By increasing the pressure as the stroke is made and then decreasing the pressure as the stroke is ended and the brush lifted from the paper leaf shapes both thin and broader can be made with round brushes. We also used flat brushes to make a variety of marks resembling leaf shapes by twisting the brush as the stroke is made. Depending on whether the broad or thin edge of the brush is presented to the paper a variety of line widths can be made with flat brushes. Some of the best fun can be had by loading a brush; any variety and using it sideways as a printer on to dry or damp paper.
Below is a demonstration of a cornflower where flat and round brushes were used on wet and dry paper.
A wash of water was applied to half the sheet with a large brush and allowed to dry just a little. Colour was added as the paper slowly dried. Defined shapes occurred where the wash has been mopped with a “dry brush”, tissue or sponge.
When working in watercolour, especially when working on wet paper it is essential to have your colour washes mixed and at the ready, together with a sponge, tissue paper or to pick up excess paint as you proceed or to remove moisture from your brush so that the brush can be used to control very wet washes.
Now it is time to consider backgrounds both for dark and especially for pale paintings of pale flowers.
With a lighter touch a dark background to pale flowers can preserve a feeling of freshness as in the watercolour sketch of some apple blossom below. Here I did have a model in front of me and applied some colours using a round brush and very fluid washes on dry paper.
This was allowed to dry before dampening large areas of the sketch and dropping in colour. the shapes were refined using a small brush while the paint was still wet. Washes were allowed over the leaves in places refining their shapes. This time I stopped before the whole thing got too heavy and finally added some very pale yellow at the flower centre and a couple of pencil marks to indicate stamens. The result was lively and playful rather than accurate reflecting the joy apple blossom brings.
The point is that the background can often determine the mood of the painting and it is important that the way the subject is treated should be complemented by its background.

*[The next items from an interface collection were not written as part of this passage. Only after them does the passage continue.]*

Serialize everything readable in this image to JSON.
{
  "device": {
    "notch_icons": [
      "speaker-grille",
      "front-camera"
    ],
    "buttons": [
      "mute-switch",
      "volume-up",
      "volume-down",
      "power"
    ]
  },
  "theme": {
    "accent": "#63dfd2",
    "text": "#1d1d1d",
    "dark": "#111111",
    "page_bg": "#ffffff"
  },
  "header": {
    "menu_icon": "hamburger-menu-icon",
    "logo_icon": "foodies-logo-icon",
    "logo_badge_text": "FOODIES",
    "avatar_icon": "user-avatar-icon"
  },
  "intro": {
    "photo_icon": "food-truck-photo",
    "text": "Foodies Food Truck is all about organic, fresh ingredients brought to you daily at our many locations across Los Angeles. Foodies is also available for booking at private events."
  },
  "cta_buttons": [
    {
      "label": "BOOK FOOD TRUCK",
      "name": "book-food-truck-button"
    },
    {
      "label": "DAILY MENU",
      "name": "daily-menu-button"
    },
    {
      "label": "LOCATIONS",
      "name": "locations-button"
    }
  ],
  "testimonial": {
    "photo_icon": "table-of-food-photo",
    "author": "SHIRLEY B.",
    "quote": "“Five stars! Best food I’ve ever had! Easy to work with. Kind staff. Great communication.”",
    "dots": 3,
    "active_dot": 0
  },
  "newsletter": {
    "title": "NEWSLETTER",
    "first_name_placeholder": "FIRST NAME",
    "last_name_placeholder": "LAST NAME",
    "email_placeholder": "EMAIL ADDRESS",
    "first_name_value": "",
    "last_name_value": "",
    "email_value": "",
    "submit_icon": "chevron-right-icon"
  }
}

This week’s challenge is to paint pale or white flowers. Painting a background reveals the shapes of white flowers and is easier than painting pale blooms with no background. Colour, tone and how much to simplify backgrounds are all important factors to consider as well as deciding how free and loose you approach should be.
Inevitably you may question whether to mask or not to mask parts of the composition. Masking fluid can free you up to be more adventurous with the background but may make your flowers appear more graphic and less painterly. Painting around the subject may make you simplify more than was the original intention but that is not always a bad thing.
At the end of the day the only way is to experiment.
Some more ideas for painting white or pale flowers can be found on my Pinterest Board, Link below:
So first find some white flowers for the session and we’ll investigate ways to paint them in a way that has enough structure but still feels free and lively.